Hi, my dear readers. I’m sorry that I was unable to update this blog as often as I should. Last year, I started this blog to keep track of what I’ve learned and how I’ve developed in technical writing. One year later, I was eventually hired as a technical writer. I’m very excited at the opportunity to put what my unique skill set into real-world projects. That’s being said, I’m going to write more posts that are closely related to work practices in the future.
I’m an English major with a master degree in English Literature. For what I can tell, the majority of graduates from the English department in China seek employment in the fields of education, translation, office administration etc.
In my efforts to break into professional writing, I find that my language background is a neutral factor. At the current job market, some employers find a language major with swift technical aptitude to be a valid candidate, while others insist on a strong technical background, for example, a degree in engineering, telecommunications or computers science.
Professional technical communicators in the blogosphere have been debating over the value of a formal education in technical communication. Unfortunately, universities in China that offer courses in professional communication are few and far between. That’s why there is a gap between the employer’s expectation and what the potential employee can offer.
I’ve kept my eyes on technical communication in China for a while now. I’ve known practitioners who are hired straight out of school. There are also late comers like myself who make deliberate yet thoughtful efforts in breaking into the field. However, it is not always an easy ride. My first shot at becoming a technical writer was not successful, but I didn’t give up.

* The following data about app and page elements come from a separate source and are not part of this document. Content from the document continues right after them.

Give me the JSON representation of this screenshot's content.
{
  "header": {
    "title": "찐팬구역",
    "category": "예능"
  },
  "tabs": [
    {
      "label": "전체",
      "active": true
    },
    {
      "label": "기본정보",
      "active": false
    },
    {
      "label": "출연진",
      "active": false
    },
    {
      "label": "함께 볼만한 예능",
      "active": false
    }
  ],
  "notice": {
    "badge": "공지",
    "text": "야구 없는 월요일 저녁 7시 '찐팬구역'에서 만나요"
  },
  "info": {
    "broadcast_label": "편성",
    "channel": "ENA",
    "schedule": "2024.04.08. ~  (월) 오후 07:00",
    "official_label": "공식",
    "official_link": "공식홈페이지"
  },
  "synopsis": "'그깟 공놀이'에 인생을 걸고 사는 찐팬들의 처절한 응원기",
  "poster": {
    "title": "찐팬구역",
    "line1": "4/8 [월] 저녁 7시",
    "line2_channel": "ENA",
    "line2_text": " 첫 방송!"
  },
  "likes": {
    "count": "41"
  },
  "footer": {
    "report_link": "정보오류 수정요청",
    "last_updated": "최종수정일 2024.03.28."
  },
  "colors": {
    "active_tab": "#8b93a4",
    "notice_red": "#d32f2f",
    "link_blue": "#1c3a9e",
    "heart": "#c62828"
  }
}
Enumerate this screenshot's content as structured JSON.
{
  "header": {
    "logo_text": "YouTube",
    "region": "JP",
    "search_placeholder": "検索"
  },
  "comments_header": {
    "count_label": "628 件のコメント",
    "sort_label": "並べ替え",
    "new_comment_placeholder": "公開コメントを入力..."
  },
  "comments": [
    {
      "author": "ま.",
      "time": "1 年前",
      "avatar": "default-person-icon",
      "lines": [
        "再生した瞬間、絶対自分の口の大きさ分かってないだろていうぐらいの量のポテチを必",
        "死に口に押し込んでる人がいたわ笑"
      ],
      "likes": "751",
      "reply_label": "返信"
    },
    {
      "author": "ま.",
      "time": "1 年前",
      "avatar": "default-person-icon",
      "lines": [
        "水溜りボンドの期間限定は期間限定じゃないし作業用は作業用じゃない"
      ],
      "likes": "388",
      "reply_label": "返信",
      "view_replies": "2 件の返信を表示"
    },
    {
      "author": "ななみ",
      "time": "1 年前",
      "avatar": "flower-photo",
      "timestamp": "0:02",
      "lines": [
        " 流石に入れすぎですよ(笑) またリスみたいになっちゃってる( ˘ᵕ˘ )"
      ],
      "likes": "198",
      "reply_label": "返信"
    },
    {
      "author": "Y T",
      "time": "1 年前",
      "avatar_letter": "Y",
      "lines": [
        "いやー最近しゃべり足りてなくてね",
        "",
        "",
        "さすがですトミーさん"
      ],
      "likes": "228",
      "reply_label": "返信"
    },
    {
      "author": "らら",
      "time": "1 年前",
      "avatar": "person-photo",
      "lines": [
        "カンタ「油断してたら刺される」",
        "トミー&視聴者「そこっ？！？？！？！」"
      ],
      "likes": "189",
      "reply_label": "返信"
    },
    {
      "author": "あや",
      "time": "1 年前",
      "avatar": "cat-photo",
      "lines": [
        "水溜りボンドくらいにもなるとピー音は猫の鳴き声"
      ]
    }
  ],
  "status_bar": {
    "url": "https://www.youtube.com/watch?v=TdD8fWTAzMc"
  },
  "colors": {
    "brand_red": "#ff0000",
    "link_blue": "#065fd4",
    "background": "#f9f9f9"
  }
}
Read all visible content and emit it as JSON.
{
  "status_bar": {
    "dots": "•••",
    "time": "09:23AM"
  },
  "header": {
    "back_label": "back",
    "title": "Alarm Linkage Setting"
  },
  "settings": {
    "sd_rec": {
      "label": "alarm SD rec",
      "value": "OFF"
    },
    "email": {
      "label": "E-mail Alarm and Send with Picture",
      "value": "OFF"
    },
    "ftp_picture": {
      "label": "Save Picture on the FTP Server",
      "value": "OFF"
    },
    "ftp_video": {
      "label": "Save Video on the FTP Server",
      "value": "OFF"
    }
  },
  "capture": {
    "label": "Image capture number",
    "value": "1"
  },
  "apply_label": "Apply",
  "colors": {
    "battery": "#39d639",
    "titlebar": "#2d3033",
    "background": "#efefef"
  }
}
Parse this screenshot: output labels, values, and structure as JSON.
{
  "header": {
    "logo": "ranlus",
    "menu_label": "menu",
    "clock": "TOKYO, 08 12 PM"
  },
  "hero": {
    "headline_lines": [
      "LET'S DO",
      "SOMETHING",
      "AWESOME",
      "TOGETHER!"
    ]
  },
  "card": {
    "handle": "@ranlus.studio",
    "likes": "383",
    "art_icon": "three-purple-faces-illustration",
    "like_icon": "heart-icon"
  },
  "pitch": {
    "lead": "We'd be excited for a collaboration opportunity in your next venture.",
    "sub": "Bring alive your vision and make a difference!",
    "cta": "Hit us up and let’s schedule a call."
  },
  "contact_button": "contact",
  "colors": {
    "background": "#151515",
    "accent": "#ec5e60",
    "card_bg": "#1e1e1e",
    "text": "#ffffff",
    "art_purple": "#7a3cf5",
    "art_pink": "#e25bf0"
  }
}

In my previous position, I parlay my language skills into translation of technical documentation. However, planning, writing, editing, translating and publishing are all indispensable parts of the documentation life cycle. I firmly believe that my experience in technical translation has a very positive impact on my current job in the long run.
Technical Writing in China
From what I know, location is a decisive factor in seeking employment, even more so than in America. The need to recruit technical writers, be it staff writer, independent contractor or freelance writer is highly concentrated in tech hubs such as Beijing, Shanghai, Hangzhou and Shenzhen. If you’re serious about becoming a technical writer, relocating is a must.
The reality is that technical writing is still not a full-fledged professional in China. It’s worth noticing that the employers are most likely to be foreign companies who recognize the value to produce quality documentation in English.
In China, the professional support channel for technical writers is almost non-existent unless you’ve already landed a technical writer position in the first place. Thankfully, I can learn from many active professional communicators from America, UK, Canada, Germany and India.
I follow dozens of technical writing blogs closely, which are contributed by individual writers, help authoring tool vendors as well as professional associations. I also keep tabs on professional publications, podcasts and seminars. By getting myself emerged in best practices and industry trend, I hope that I can make a contribution to promote and develop technical communication in China.
What’s your impression on technical writing in China? Whether you are an ambitious new writer who’s also trying to break into the filed or a seasoned technical writer with years of experience, I would love to see you comments on this blog.